We have only 5 miles to hike today to the camp in Siskiwit Bay, so we take our time getting started. The one odd thing about these trails – luckily the ranger warned us – is that there are no blazes on the trails. There are posts marking trail junctions and campgrounds but otherwise you’re either on the trail or you’re not and it’s up to us to make sure we’re on the trail. For the most part that means the trail is ridiculously easy to follow, which is very nice.
However, as we come down the ridge, we start to run into the “lush trail conditions” and the foliage is not just growing into the trail, it’s actually obscuring it. As we descend down to the bay, it actually gets worse to the point where the grasses are so tall and thick that we can’t see our feet. The only thing saving us is that a lot of people use the trail, so our feet meet no resistance. We walk the last mile or so down to the campground, essentially feeling our way through the trail, pushing aside grasses to make our way.
At one point, the trail pops out onto the beach and we say hi to a family of four standing nearby. “We’ve lost our way,” says the mother. “Where are you headed?” I ask. “Island Mine.” I point back to the trail we’ve just come from. “That’s where we just came from.” We’re still not sure how they couldn’t find a trail that was maybe 12 feet from them and we wished we knew if they actually made it to Island Mine without any more mishaps.

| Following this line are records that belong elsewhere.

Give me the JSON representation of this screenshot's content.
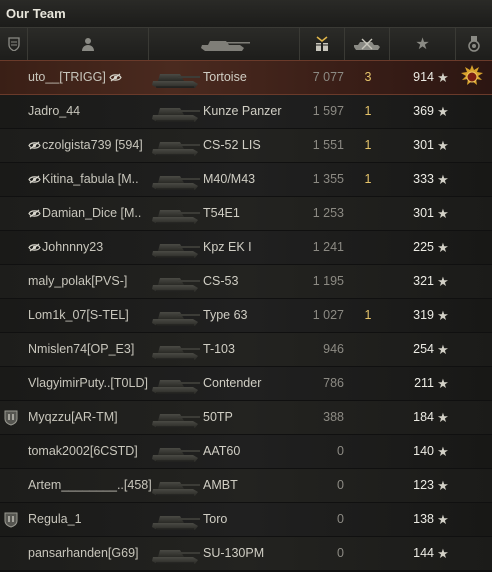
{
  "title": "Our Team",
  "header": {
    "columns": [
      {
        "icon": "badge-column-icon"
      },
      {
        "icon": "player-column-icon"
      },
      {
        "icon": "vehicle-column-icon"
      },
      {
        "icon": "damage-column-icon"
      },
      {
        "icon": "frags-column-icon"
      },
      {
        "icon": "star-column-icon"
      },
      {
        "icon": "medal-column-icon"
      }
    ]
  },
  "rows": [
    {
      "name": "uto__[TRIGG]",
      "eye": "after",
      "tank": "Tortoise",
      "damage": "7 077",
      "frags": "3",
      "score": "914",
      "star": "★",
      "medal": true,
      "player": true,
      "badge": false
    },
    {
      "name": "Jadro_44",
      "eye": "none",
      "tank": "Kunze Panzer",
      "damage": "1 597",
      "frags": "1",
      "score": "369",
      "star": "★",
      "medal": false,
      "player": false,
      "badge": false
    },
    {
      "name": "czolgista739 [594]",
      "eye": "before",
      "tank": "CS-52 LIS",
      "damage": "1 551",
      "frags": "1",
      "score": "301",
      "star": "★",
      "medal": false,
      "player": false,
      "badge": false
    },
    {
      "name": "Kitina_fabula [M..",
      "eye": "before",
      "tank": "M40/M43",
      "damage": "1 355",
      "frags": "1",
      "score": "333",
      "star": "★",
      "medal": false,
      "player": false,
      "badge": false
    },
    {
      "name": "Damian_Dice [M..",
      "eye": "before",
      "tank": "T54E1",
      "damage": "1 253",
      "frags": "",
      "score": "301",
      "star": "★",
      "medal": false,
      "player": false,
      "badge": false
    },
    {
      "name": "Johnnny23",
      "eye": "before",
      "tank": "Kpz EK I",
      "damage": "1 241",
      "frags": "",
      "score": "225",
      "star": "★",
      "medal": false,
      "player": false,
      "badge": false
    },
    {
      "name": "maly_polak[PVS-]",
      "eye": "none",
      "tank": "CS-53",
      "damage": "1 195",
      "frags": "",
      "score": "321",
      "star": "★",
      "medal": false,
      "player": false,
      "badge": false
    },
    {
      "name": "Lom1k_07[S-TEL]",
      "eye": "none",
      "tank": "Type 63",
      "damage": "1 027",
      "frags": "1",
      "score": "319",
      "star": "★",
      "medal": false,
      "player": false,
      "badge": false
    },
    {
      "name": "Nmislen74[OP_E3]",
      "eye": "none",
      "tank": "T-103",
      "damage": "946",
      "frags": "",
      "score": "254",
      "star": "★",
      "medal": false,
      "player": false,
      "badge": false
    },
    {
      "name": "VlagyimirPuty..[T0LD]",
      "eye": "none",
      "tank": "Contender",
      "damage": "786",
      "frags": "",
      "score": "211",
      "star": "★",
      "medal": false,
      "player": false,
      "badge": false
    },
    {
      "name": "Myqzzu[AR-TM]",
      "eye": "none",
      "tank": "50TP",
      "damage": "388",
      "frags": "",
      "score": "184",
      "star": "★",
      "medal": false,
      "player": false,
      "badge": true
    },
    {
      "name": "tomak2002[6CSTD]",
      "eye": "none",
      "tank": "AAT60",
      "damage": "0",
      "frags": "",
      "score": "140",
      "star": "★",
      "medal": false,
      "player": false,
      "badge": false
    },
    {
      "name": "Artem________..[458]",
      "eye": "none",
      "tank": "AMBT",
      "damage": "0",
      "frags": "",
      "score": "123",
      "star": "★",
      "medal": false,
      "player": false,
      "badge": false
    },
    {
      "name": "Regula_1",
      "eye": "none",
      "tank": "Toro",
      "damage": "0",
      "frags": "",
      "score": "138",
      "star": "★",
      "medal": false,
      "player": false,
      "badge": true
    },
    {
      "name": "pansarhanden[G69]",
      "eye": "none",
      "tank": "SU-130PM",
      "damage": "0",
      "frags": "",
      "score": "144",
      "star": "★",
      "medal": false,
      "player": false,
      "badge": false
    }
  ],
  "colors": {
    "player_row": "#4a2a1f",
    "frags": "#e4c36a",
    "accent_gold": "#d9a32c"
  }
}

Anyway, we make it to camp in the early afternoon so we set up camp and decide to take our inflatable mattress pads down to the bay, unfortunately not to float. We both have slow leaks in our air mattresses and keep waking up at night, hips hitting the ground, and re-inflate them. Mine first sprung a leak in Maine, which we fixed. Walt’s sprung a leak on La Cloche, which we also fixed. But we both have leaks that we tried to find on La Cloche and couldn’t. It’s actually not so much the hitting the hard ground that’s our problem, it’s that the ground is cold and it just pulls the heat out us while we’re sleeping.
So here’s Walt in water up to his calves, getting bit by black flies, trying to find the leak in his while I’m laying on the dock leaning over the water and trying to find the leak in mine. We spend the better part of an hour before giving up.
The beautiful, sunny day has given way to some ominous black clouds headed our way, so we head back to our camp and tuck in our tent just as brief rain shower hits. We read and doze until it passes, then come out to make dinner and head back down to the bay to refill our water bladders and enjoy the view. There are a bunch of other hikers doing the same thing and we realize that four of them were on the same boat as us but are doing the loop counterclockwise (we’re doing it clockwise). We exchange warnings about the “lush trail conditions,” one of the guys remarking that if he’d known, he would’ve brought a machete. Apparently Walt and I are in for more of the same tomorrow morning, which is not an auspicious way to start our longest day – 10.5 miles – on the loop.